The Biggest Foreign Holders of U.S. Debt - In One Chart
In 2019, the U.S. national debt reached a new milestone of $22 trillion. Taking on debt enables the government to increase its spending on various domestic programs or make up shortfalls from tax revenue. One of the main ways the U.S. government borrows money is by issuing treasury securities, which represent an “IOU” from the government to the investor. While some of those securities are held by government agencies and the public, many are also held by foreign countries. Our latest visualization takes a look at which foreign countries hold the most treasury securities, and therefore own the most U.S. debt.
- The total amount of treasury securities issued to foreign countries is $6.433 trillion.
- China currently holds the most U.S. debt due to a variety of factors, including China’s desire to keep the yuan weak compared to the dollar.
- Most of the treasury securities held by other countries are in the form of treasury notes and bonds, rather than treasury bills.
- The top five countries in the visualization (China, Japan, Brazil, United Kingdom, and Ireland) account for almost half of the treasury securities held by foreign countries.
The information in the visualization comes from the Treasury Department’s database for Major Foreign Holders of Treasury Securities, as of April 2019. Each country that holds U.S. debt is represented as a proportional share of the circle. The two numbers listed underneath each country’s name indicate the monetary value of the U.S. treasury securities held by that country and the percentage of U.S. debt held compared to all foreign countries.
Top 10 Foreign Holders of U.S. Debt
1. China - $1,113 billion
2. Japan - $1, 064 billion
3. Brazil - $306.7 billion
4. United Kingdom - $300.8 billion
5. Ireland - $269.7 billion
6. Switzerland - $226.9 billion
7. Luxembourg - $223.7 billion
8. Cayman Islands - $217.2 billion
9. Hong Kong - $205.9 billion
10. Belgium - $179.8 billion

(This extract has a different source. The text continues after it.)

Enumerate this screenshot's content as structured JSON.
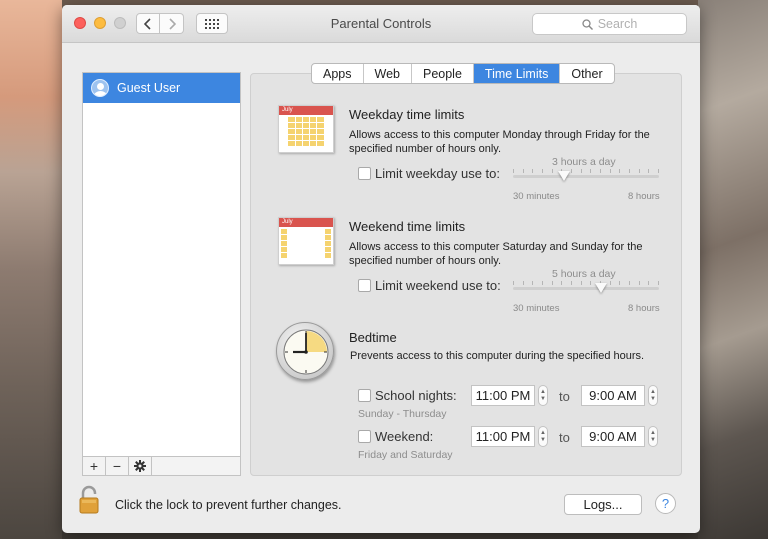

Two of the main types of treasury securities are also known as treasury bills and treasury bonds. A treasury bill (T-Bill) is a security purchased at a discount (such as paying $900 for a $1,000 bill), which is redeemed for the face value upon maturity. T-bills typically mature in one year or less. By contrast, a treasury bond (T-bond) matures after 10 years or more, and makes semiannual interest payments to bondholders. While returns for both of these are generally low, they are considered “risk-free” investments since they have the full backing of the U.S. government.
If tax cuts and federal spending boosts are approved, more treasury securities could be issued and the U.S. national debt could increase even more. Recently, the government has also been paying lower interest rates for some treasury securities, which means bond prices have been rising. Some possible reasons include the trade war with China, tensions with Iran, and a global economic slowdown. Despite the rising national debt and economic concerns, the U.S. still has a lower debt-to-GDP ratio than many other countries. You can learn more about that visualization here.
How do you think foreign investment in U.S. treasury securities will change over time? Please let us know in the comments.
Data: Table 1.1